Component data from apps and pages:
_ _ _ _ _
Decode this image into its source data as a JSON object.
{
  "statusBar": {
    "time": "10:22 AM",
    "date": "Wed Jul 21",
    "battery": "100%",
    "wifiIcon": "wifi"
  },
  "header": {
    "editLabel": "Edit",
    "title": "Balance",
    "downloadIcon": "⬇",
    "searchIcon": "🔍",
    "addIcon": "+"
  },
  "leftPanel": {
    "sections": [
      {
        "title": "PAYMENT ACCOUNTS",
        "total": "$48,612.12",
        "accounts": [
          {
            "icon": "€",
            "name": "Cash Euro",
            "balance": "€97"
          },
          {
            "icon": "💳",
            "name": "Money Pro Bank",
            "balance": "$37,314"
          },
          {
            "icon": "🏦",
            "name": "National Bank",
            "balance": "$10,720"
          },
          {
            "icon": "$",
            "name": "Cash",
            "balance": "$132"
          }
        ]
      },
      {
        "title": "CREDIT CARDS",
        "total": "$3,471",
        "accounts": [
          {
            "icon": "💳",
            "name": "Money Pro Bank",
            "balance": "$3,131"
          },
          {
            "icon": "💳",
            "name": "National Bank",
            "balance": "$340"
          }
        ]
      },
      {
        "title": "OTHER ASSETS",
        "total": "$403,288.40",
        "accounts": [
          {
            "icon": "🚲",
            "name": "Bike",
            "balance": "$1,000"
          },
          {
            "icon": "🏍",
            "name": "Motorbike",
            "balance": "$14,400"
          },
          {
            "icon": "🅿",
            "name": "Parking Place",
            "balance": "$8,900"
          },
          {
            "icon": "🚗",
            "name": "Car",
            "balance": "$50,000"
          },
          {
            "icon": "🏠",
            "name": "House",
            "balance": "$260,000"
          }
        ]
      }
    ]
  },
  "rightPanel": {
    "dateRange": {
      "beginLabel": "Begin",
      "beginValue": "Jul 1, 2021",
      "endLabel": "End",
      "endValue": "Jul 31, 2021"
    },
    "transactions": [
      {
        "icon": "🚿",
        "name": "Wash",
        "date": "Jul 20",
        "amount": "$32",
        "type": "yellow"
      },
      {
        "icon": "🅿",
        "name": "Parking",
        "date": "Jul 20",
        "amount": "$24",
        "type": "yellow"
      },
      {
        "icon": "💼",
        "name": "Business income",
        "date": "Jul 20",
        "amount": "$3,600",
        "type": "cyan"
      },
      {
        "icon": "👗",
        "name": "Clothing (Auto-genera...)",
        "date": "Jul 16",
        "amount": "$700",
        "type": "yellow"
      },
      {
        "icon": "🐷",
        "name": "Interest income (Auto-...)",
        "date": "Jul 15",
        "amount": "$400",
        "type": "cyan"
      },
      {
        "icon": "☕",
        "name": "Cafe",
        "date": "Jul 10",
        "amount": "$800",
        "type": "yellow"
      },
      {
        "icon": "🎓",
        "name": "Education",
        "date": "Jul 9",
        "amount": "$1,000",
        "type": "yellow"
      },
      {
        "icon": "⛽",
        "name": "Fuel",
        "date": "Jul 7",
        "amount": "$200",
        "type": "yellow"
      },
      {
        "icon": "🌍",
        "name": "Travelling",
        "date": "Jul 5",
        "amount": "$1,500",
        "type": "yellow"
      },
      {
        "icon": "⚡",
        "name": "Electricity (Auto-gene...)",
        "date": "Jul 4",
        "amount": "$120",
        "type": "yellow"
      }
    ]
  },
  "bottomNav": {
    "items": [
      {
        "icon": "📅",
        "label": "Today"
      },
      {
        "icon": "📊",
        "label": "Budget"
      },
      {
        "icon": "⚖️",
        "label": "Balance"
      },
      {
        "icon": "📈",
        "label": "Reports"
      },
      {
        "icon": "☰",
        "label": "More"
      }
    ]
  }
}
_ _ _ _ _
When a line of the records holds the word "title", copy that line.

    "title": "Balance",
        "title": "PAYMENT ACCOUNTS",
        "title": "CREDIT CARDS",
        "title": "OTHER ASSETS",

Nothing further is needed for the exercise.